Published by Folio to mark the Telegram's centenary, Barbara Tuchman’s gripping account reveals the events that finally brought the United States into the First World War.
The military histories of Ancient Greece and Rome, the extraordinary lives of Medieval Kings to the politics of the World Wars, the Folio Society publishes an extensive collection of history titles. Each book includes carefully researched photographs and comes in a unique hardback cover.

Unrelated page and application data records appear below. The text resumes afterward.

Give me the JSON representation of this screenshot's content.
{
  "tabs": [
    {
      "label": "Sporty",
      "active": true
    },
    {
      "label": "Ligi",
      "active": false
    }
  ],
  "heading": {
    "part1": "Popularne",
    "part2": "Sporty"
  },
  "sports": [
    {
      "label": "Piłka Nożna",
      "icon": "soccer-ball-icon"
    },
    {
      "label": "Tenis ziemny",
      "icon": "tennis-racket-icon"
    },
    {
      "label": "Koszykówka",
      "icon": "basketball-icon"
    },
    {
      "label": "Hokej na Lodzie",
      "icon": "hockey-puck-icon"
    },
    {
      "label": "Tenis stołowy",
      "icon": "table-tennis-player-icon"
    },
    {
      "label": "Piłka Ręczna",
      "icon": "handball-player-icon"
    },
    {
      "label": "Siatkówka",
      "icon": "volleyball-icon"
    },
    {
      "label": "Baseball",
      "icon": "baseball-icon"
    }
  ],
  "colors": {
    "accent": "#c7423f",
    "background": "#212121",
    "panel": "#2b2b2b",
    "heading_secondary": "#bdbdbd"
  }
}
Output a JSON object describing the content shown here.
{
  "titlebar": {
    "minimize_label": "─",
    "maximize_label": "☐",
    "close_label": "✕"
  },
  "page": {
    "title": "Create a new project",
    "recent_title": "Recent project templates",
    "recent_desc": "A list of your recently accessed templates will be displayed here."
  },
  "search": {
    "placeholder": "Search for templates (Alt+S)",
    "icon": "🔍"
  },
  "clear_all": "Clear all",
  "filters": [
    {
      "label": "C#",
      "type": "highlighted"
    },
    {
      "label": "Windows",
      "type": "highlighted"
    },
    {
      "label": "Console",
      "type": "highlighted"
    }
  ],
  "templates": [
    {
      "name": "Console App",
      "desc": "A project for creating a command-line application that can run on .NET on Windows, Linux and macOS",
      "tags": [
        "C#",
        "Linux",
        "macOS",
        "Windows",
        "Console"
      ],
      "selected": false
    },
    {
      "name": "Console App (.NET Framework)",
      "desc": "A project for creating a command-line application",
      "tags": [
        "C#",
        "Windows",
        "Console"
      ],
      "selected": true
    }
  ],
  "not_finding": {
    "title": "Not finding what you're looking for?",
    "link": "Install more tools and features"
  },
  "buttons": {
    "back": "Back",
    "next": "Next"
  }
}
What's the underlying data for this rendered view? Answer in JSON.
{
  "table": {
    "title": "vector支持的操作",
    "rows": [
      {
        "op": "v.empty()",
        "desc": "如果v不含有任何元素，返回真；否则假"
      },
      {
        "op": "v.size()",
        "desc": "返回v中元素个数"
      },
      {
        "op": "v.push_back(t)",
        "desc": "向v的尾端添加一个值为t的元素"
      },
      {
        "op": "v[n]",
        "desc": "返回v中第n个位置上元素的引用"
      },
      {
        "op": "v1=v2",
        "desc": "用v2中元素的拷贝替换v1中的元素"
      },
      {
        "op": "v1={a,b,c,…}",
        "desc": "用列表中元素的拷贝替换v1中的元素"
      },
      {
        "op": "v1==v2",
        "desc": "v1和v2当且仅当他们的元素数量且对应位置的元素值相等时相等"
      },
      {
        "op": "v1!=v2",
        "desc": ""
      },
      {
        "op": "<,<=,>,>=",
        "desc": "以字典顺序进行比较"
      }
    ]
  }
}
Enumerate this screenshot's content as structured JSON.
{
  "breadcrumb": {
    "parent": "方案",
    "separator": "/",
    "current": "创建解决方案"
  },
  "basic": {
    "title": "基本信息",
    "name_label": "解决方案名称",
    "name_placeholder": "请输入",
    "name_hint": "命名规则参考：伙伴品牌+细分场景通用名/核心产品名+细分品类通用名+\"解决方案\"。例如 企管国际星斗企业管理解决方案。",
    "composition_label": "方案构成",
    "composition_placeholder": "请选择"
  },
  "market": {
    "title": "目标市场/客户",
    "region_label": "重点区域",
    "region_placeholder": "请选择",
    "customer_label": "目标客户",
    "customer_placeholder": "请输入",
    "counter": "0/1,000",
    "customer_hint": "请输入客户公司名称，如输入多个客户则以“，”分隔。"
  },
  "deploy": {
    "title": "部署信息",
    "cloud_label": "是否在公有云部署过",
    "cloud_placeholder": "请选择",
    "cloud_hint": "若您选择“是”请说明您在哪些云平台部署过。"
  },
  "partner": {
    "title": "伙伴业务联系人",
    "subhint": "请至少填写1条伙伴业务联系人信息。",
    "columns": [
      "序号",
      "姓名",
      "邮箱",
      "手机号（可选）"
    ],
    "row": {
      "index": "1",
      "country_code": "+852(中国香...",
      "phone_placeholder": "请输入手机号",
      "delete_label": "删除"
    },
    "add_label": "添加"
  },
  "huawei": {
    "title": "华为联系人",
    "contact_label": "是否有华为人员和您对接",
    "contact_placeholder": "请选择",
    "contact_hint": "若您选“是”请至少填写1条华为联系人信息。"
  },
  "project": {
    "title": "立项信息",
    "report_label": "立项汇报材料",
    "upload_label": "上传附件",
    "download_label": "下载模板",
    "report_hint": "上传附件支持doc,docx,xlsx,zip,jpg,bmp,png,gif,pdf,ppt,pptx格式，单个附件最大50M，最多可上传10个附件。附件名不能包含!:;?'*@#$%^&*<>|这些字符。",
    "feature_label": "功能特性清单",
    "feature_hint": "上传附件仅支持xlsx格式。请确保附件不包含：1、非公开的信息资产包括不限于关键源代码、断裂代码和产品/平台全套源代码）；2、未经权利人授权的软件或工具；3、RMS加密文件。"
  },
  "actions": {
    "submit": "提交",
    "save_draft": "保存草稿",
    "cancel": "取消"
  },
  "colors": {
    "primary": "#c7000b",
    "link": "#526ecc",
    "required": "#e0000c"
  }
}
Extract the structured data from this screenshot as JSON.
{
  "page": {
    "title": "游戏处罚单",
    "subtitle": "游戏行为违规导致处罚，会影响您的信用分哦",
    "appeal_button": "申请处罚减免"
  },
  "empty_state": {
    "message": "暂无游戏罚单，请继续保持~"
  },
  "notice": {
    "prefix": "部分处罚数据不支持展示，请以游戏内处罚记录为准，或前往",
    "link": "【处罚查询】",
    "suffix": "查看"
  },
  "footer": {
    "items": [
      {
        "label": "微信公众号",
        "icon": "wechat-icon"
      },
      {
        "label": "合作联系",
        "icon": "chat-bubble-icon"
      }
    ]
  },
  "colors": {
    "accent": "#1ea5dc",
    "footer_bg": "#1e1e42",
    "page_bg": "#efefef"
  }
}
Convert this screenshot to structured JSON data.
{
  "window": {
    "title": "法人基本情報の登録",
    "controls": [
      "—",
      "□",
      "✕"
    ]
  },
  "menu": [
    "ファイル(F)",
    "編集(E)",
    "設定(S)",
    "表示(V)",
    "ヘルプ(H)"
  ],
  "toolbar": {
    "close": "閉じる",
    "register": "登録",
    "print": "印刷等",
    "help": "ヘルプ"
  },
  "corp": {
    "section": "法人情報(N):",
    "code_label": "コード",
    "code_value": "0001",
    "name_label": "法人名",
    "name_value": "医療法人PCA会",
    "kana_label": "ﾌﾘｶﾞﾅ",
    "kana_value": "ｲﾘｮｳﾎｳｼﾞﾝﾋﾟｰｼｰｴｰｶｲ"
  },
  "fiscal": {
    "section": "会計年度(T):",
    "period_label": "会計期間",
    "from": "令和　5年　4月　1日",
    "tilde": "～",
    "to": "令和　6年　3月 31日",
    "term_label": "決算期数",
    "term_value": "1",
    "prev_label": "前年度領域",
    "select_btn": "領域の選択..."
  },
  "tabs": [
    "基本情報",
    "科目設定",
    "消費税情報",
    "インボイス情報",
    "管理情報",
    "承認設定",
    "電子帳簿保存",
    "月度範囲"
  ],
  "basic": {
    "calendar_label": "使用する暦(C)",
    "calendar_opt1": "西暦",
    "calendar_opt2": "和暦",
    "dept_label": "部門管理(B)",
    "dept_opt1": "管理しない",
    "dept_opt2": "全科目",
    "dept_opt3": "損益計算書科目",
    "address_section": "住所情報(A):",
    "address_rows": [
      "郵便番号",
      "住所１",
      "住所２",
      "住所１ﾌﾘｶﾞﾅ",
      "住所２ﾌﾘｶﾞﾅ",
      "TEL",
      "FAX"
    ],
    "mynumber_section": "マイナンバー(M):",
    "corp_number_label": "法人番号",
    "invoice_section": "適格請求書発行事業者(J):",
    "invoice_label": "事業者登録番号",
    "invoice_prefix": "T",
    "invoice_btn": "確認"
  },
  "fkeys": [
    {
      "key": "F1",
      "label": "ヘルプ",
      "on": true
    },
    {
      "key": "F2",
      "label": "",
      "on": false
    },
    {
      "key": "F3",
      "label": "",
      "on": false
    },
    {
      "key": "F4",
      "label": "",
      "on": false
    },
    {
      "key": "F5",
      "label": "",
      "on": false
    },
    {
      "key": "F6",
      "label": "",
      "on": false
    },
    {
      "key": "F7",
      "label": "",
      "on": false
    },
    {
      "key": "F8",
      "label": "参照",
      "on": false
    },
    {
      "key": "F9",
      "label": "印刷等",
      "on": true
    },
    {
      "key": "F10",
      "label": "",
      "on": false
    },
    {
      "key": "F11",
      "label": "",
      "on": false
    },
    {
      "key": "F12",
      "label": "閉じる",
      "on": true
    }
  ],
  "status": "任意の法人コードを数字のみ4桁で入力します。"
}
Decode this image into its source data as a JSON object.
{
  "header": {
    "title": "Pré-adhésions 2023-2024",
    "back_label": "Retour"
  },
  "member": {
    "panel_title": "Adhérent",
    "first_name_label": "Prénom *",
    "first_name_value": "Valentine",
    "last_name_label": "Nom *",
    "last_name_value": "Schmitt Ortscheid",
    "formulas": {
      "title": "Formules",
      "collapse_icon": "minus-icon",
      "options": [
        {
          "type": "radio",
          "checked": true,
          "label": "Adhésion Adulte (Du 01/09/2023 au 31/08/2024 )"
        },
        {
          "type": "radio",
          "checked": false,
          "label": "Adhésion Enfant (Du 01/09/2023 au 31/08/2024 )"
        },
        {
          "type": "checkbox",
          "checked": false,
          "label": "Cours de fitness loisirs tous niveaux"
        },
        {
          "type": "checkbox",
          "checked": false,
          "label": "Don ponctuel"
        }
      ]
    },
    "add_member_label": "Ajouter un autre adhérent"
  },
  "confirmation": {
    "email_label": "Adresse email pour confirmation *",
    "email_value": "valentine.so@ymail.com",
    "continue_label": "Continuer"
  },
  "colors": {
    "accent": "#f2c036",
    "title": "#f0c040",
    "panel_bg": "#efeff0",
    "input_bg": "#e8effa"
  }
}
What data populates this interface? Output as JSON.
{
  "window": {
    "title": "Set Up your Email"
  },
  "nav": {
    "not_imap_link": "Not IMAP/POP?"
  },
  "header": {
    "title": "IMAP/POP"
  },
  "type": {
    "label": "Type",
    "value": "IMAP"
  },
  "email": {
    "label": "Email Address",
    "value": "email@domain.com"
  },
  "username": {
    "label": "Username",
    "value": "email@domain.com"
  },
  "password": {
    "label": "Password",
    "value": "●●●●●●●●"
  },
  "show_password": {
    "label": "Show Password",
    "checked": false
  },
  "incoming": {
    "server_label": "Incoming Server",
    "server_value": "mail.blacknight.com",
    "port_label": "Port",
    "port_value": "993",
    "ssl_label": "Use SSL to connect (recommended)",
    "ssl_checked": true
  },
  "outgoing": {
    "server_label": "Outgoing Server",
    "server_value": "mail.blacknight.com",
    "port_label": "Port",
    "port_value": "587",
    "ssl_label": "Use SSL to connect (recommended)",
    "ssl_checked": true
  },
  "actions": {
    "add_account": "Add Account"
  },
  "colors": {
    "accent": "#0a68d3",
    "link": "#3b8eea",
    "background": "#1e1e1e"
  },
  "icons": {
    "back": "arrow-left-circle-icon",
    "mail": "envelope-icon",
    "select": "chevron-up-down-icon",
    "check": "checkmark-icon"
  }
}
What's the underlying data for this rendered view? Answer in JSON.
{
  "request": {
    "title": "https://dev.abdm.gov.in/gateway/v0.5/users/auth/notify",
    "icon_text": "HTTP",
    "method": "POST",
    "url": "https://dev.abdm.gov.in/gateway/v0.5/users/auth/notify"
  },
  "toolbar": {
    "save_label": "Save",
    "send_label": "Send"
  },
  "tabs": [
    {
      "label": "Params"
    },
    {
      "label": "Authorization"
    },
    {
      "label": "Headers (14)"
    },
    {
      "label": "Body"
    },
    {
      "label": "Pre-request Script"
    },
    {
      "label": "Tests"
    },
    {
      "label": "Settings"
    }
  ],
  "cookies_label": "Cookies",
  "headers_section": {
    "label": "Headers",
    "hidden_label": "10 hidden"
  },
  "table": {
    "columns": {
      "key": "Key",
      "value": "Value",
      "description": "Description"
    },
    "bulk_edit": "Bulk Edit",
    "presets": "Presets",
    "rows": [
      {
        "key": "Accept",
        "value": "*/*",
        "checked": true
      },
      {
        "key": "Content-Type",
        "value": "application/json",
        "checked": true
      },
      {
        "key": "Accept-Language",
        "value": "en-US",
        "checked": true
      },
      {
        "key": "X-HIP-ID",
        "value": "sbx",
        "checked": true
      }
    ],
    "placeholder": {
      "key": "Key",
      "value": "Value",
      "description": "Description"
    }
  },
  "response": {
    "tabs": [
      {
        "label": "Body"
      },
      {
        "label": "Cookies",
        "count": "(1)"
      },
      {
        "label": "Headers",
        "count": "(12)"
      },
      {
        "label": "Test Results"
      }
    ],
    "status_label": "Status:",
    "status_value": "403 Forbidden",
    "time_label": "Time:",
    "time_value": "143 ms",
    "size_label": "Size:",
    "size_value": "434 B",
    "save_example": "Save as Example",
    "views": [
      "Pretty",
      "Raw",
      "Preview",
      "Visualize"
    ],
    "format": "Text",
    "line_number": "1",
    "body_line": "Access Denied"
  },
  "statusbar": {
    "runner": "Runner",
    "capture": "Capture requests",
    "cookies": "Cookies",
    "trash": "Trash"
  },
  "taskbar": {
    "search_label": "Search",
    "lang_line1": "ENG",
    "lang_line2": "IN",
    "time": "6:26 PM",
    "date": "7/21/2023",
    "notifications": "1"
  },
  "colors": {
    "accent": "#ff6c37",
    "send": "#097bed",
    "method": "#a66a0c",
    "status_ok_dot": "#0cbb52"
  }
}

See below for the full list of Folio History books.
A gripping account of the twilight of the Roman Republic and its bloody transformation into empire; the story of Caesar’s generation, thrillingly told.
Compiled by award-winning biographer Fred Kaplan, this collection, unique to Folio, brings together the best of Abraham Lincoln's speeches, letters and articles to give the reader intimate insight into the particular nature of his political and literary genius.
Utilising the stories of the men and women caught up in a period of extraordinary change, H. W. Brands has created an epic portrait of the Gold Rush, illustrated in this edition with rare contemporary photography.
Richard Holmes presents an entertaining study of the extraordinary figures that changed the face of science.
This collection, commissioned by Folio, presents the best of Jefferson’s writings: political correspondence with George Washington, private letters to his wife and his lover and documents that express his views on everything from America's future, the nature of democracy and slavery.
Unpublished until 1998 because of the Official Secrets Act, Leo Marks's memoir of his time as part of SOE has been acclaimed as one of the greatest accounts of espionage in the Second World War. An unforgettable story of heroism under fire, gallows humour, unswerving loyalty and fatal mistakes.
Greed, romance and desperation abound in Giles Milton’s exploration of the colonial enterprise that paved the way to the United States of America. At the book’s heart lies the vanishing of the 1587 settlement on Roanoke Island, whose 115 inhabitants met with a grisly end.